THE regulatory office of the Metropolitan Waterworks and Sewerage System (MWSS) said on Monday that it is probing the prolonged water service interruptions by Maynilad Water Services, Inc.

“The investigation is being conducted primarily to determine whether there is a ground to declare Maynilad to have failed contractually on its service obligations, and to impose the appropriate penalties on the concessionaire,” the regulator said in a statement.

The MWSS Regulatory Office (RO) is spearheading the investigation of Maynilad’s Putatan water treatment plant’s (PWTP) supply zone located in Muntinlupa.

The plant is the first water treatment facility that taps into Laguna Lake as an alternative water source to Angat Dam.

“According to Maynilad, the reduced water production at the PWTP is caused by the prolonged high algal count and sustained high raw water turbidity in the Laguna Lake,” the regulator said.

“Considering the corrective actions and long-term solutions being taken at the PWTP since the second quarter of 2021, the MWSS is expecting the PWTP to be operating at its maximum design of 300 millions of liter per day (MLD) and Maynilad to be complying with its service obligation of providing all customers with an uninterrupted supply of potable water at 7 pounds per square inch (psi) minimum pressure,” it added.

The MWSS RO served Maynilad a “notice to explain” from Dec. 6 to 22 and Dec. 27 to Jan. 15.

On Jan. 21, it issued another notice asking the company to explain the reasons for the interruptions and its plan of action to remedy the situation.

In response, Maynilad said in a statement that the water service interruptions are due to unforeseen weather disturbances.

It said water production from Laguna Lake had been affected by the northeast monsoon or hanging amihan “that has been pushing unusual amounts of sediment toward our Putatan treatment plants.”

“The resulting turbid water needs more processing before being released to our customers.

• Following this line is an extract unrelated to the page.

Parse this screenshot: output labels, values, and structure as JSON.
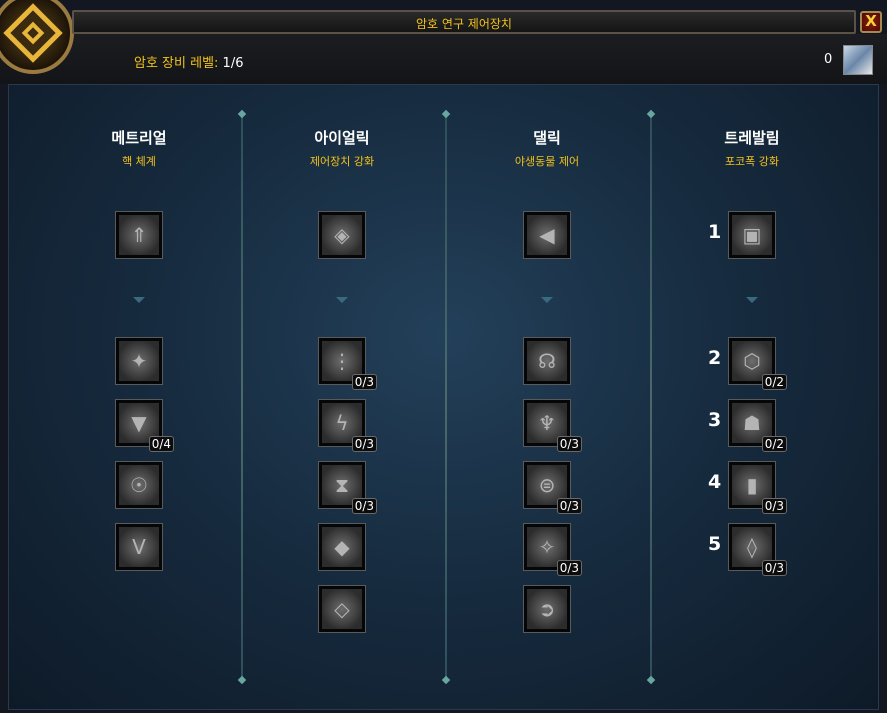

Also, increased nutrients in the lake have been promoting the growth of algae that block the intake structure of our treatment facilities,” said Maynilad, which serves Metro Manila’s west zone.

“We are taking short and long-term measures to address these concerns like intensifying filtration to get rid of the debris. Unfortunately, these extra interventions result in reduced water production, hence, the temporary rotating supply interruption. Meanwhile, we have been supplementing the supply of potable water through our mobile water tankers and stationary water tanks in several areas,” it added.

The water concessionaire said it is building a third treatment plant in Muntinlupa that will add another 150 MLD upon its completion in 2023.

“We apologize for the supply interruptions. We are doing our best to mitigate the effects on our customers of these natural and man-made causes. We will cooperate with our regulators to make sure all these issues are properly resolved soonest with the least inconvenience to the public,” the company added.

Metro Pacific Investments Corp., which has a majority stake in Maynilad, is one of three Philippine units of Hong Kong-based First Pacific Co. Ltd., the others being Philex Mining Corp. and PLDT, Inc.

Hastings Holdings, Inc., a unit of PLDT Beneficial Trust Fund subsidiary MediaQuest Holdings, Inc., has an interest in BusinessWorld through the Philippine Star Group, which it controls. — Luisa Maria Jacinta C. Jocson